TASK DATA -

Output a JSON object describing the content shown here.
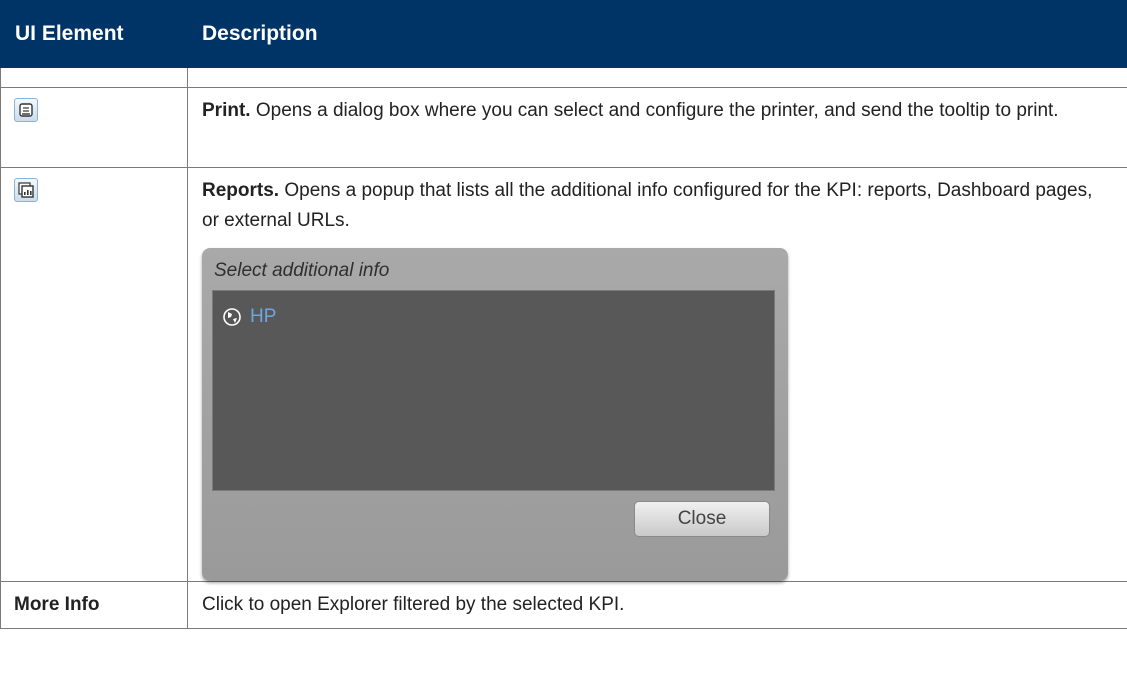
{
  "header": {
    "col1": "UI Element",
    "col2": "Description"
  },
  "rows": {
    "print": {
      "icon": "print-icon",
      "title": "Print.",
      "text": "Opens a dialog box where you can select and configure the printer, and send the tooltip to print."
    },
    "reports": {
      "icon": "reports-icon",
      "title": "Reports.",
      "text": "Opens a popup that lists all the additional info configured for the KPI: reports, Dashboard pages, or external URLs.",
      "popup": {
        "title": "Select additional info",
        "items": [
          {
            "icon": "globe-icon",
            "label": "HP"
          }
        ],
        "close_label": "Close"
      }
    },
    "more": {
      "label": "More Info",
      "text": "Click to open Explorer filtered by the selected KPI."
    }
  },
  "colors": {
    "header_bg": "#003366",
    "link": "#6fa6e0"
  }
}
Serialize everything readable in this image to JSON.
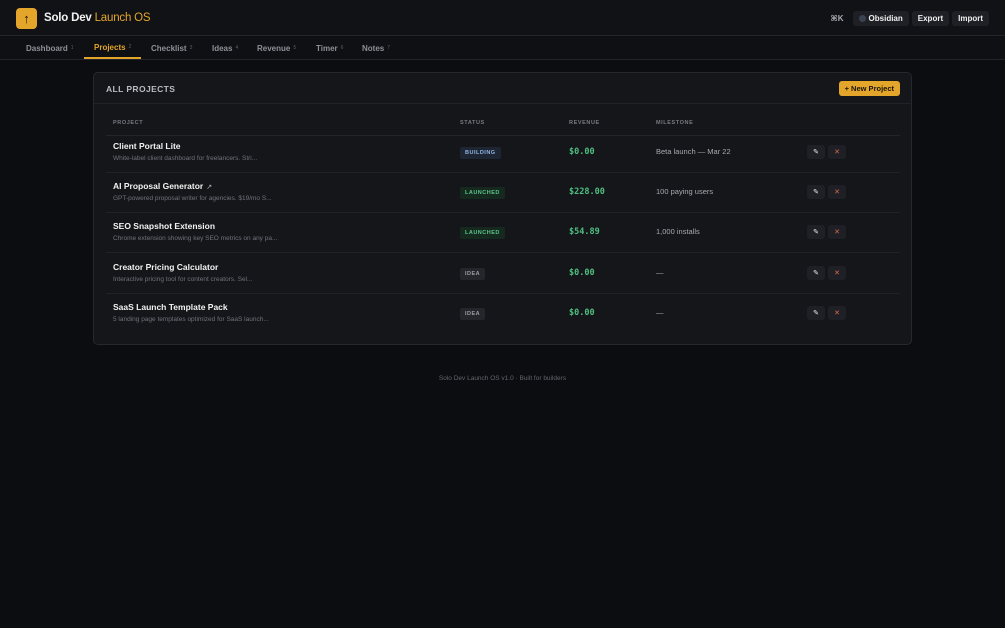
{
  "header": {
    "logo_glyph": "↑",
    "brand_primary": "Solo Dev",
    "brand_accent": "Launch OS",
    "shortcut": "⌘K",
    "theme_button": "Obsidian",
    "export_button": "Export",
    "import_button": "Import"
  },
  "nav": {
    "tabs": [
      {
        "label": "Dashboard",
        "key": "1"
      },
      {
        "label": "Projects",
        "key": "2"
      },
      {
        "label": "Checklist",
        "key": "3"
      },
      {
        "label": "Ideas",
        "key": "4"
      },
      {
        "label": "Revenue",
        "key": "5"
      },
      {
        "label": "Timer",
        "key": "6"
      },
      {
        "label": "Notes",
        "key": "7"
      }
    ],
    "active": "Projects"
  },
  "panel": {
    "title": "ALL PROJECTS",
    "new_button": "+ New Project",
    "columns": [
      "PROJECT",
      "STATUS",
      "REVENUE",
      "MILESTONE"
    ],
    "rows": [
      {
        "name": "Client Portal Lite",
        "external": "",
        "desc": "White-label client dashboard for freelancers. Stri...",
        "status": "BUILDING",
        "revenue": "$0.00",
        "milestone": "Beta launch — Mar 22"
      },
      {
        "name": "AI Proposal Generator",
        "external": "↗",
        "desc": "GPT-powered proposal writer for agencies. $19/mo S...",
        "status": "LAUNCHED",
        "revenue": "$228.00",
        "milestone": "100 paying users"
      },
      {
        "name": "SEO Snapshot Extension",
        "external": "",
        "desc": "Chrome extension showing key SEO metrics on any pa...",
        "status": "LAUNCHED",
        "revenue": "$54.89",
        "milestone": "1,000 installs"
      },
      {
        "name": "Creator Pricing Calculator",
        "external": "",
        "desc": "Interactive pricing tool for content creators. Sel...",
        "status": "IDEA",
        "revenue": "$0.00",
        "milestone": "—"
      },
      {
        "name": "SaaS Launch Template Pack",
        "external": "",
        "desc": "5 landing page templates optimized for SaaS launch...",
        "status": "IDEA",
        "revenue": "$0.00",
        "milestone": "—"
      }
    ],
    "edit_glyph": "✎",
    "delete_glyph": "✕"
  },
  "footer": {
    "text": "Solo Dev Launch OS v1.0 · Built for builders"
  },
  "colors": {
    "accent": "#e4a52b",
    "success": "#4fbf80",
    "danger": "#e0694f",
    "background": "#0c0d10"
  }
}
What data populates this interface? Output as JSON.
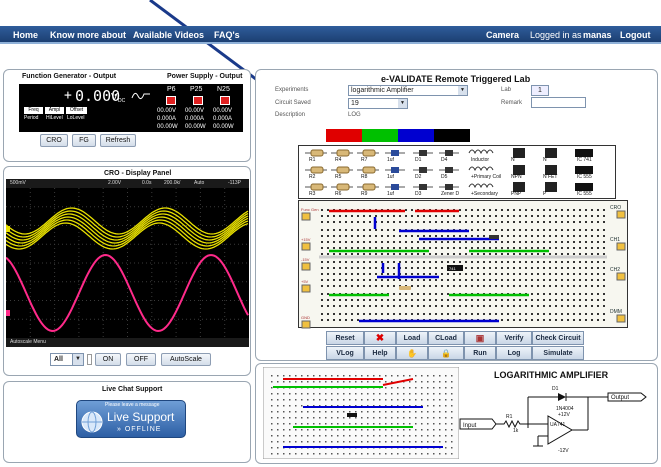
{
  "nav": {
    "home": "Home",
    "know_more": "Know more about",
    "videos": "Available Videos",
    "faq": "FAQ's",
    "camera": "Camera",
    "logged_in": "Logged in as",
    "username": "manas",
    "logout": "Logout"
  },
  "function_generator": {
    "title": "Function Generator - Output",
    "display_sign": "+",
    "display_value": "0.000",
    "unit": "V",
    "unit_sub": "DC",
    "mode_buttons": [
      "Freq",
      "Ampl",
      "Offset"
    ],
    "mode_values": [
      "Period",
      "HiLevel",
      "LoLevel"
    ]
  },
  "power_supply": {
    "title": "Power Supply - Output",
    "channels": [
      {
        "name": "P6",
        "voltage": "00.00V",
        "current": "0.000A",
        "power": "00.00W"
      },
      {
        "name": "P25",
        "voltage": "00.00V",
        "current": "0.000A",
        "power": "00.00W"
      },
      {
        "name": "N25",
        "voltage": "00.00V",
        "current": "0.000A",
        "power": "00.00W"
      }
    ]
  },
  "instrument_buttons": {
    "cro": "CRO",
    "fg": "FG",
    "refresh": "Refresh"
  },
  "cro": {
    "title": "CRO - Display Panel",
    "status": [
      "500mV",
      "2.00V",
      "0.0s",
      "200.0k/",
      "Auto",
      "-113P"
    ],
    "menu_label": "Autoscale Menu",
    "channel_select": "All",
    "on": "ON",
    "off": "OFF",
    "autoscale": "AutoScale",
    "colors": {
      "ch1": "#e8e000",
      "ch2": "#ff2a8a",
      "screen": "#000000",
      "grid": "#3a3a3a"
    }
  },
  "chat": {
    "title": "Live Chat Support",
    "leave_message": "Please leave a message",
    "live_support": "Live Support",
    "offline": "OFFLINE"
  },
  "lab": {
    "title": "e-VALIDATE Remote Triggered Lab",
    "experiments_label": "Experiments",
    "experiment_value": "logarithmic Amplifier",
    "circuit_saved_label": "Circuit Saved",
    "circuit_saved_value": "19",
    "description_label": "Description",
    "description_value": "LOG",
    "lab_label": "Lab",
    "lab_value": "1",
    "remark_label": "Remark",
    "remark_value": "",
    "wire_colors": [
      "#e00000",
      "#00c000",
      "#0000d0",
      "#000000"
    ],
    "components_row1": [
      "R1",
      "R4",
      "R7",
      "1uf",
      "D1",
      "D4",
      "Inductor",
      "N",
      "N",
      "IC 741"
    ],
    "components_row2": [
      "R2",
      "R5",
      "R8",
      "1uf",
      "D2",
      "D5",
      "+Primary Coil",
      "NPN",
      "N FET",
      "IC 555"
    ],
    "components_row3": [
      "R3",
      "R6",
      "R9",
      "1uf",
      "D3",
      "Zener D",
      "+Secondary",
      "PNP",
      "P",
      "IC 555"
    ],
    "pin_labels": [
      "B",
      "C",
      "E",
      "G",
      "D",
      "S"
    ],
    "rail_labels_left": [
      "Func Gen",
      "+15V",
      "-15V",
      "+5V",
      "GND"
    ],
    "rail_labels_right": [
      "CRO",
      "CH1",
      "CH2",
      "DMM"
    ],
    "ic_chip_label": "741"
  },
  "actions": {
    "row1": [
      "Reset",
      "",
      "Load",
      "CLoad",
      "",
      "Verify",
      "Check Circuit"
    ],
    "row2": [
      "VLog",
      "Help",
      "",
      "",
      "Run",
      "Log",
      "Simulate"
    ]
  },
  "schematic": {
    "title": "LOGARITHMIC AMPLIFIER",
    "diode_label": "D1",
    "diode_part": "1N4004",
    "output": "Output",
    "input": "Input",
    "resistor": "R1",
    "resistor_value": "1k",
    "opamp": "UA741",
    "vpos": "+12V",
    "vneg": "-12V"
  }
}
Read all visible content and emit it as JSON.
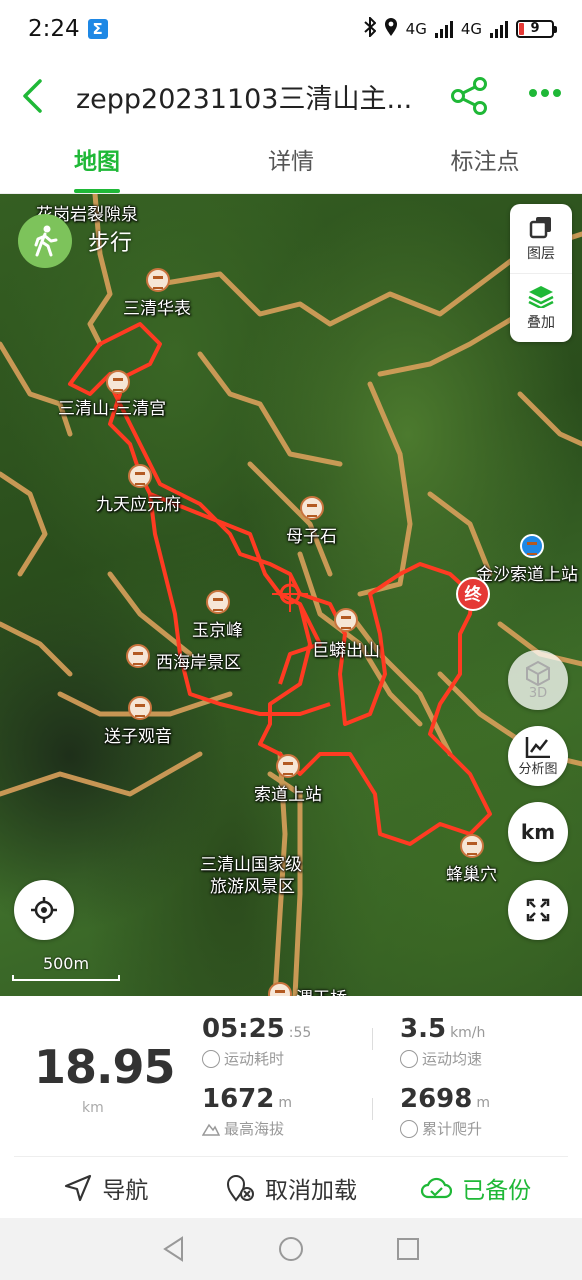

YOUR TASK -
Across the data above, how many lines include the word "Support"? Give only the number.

OUTPUT BELOW -
2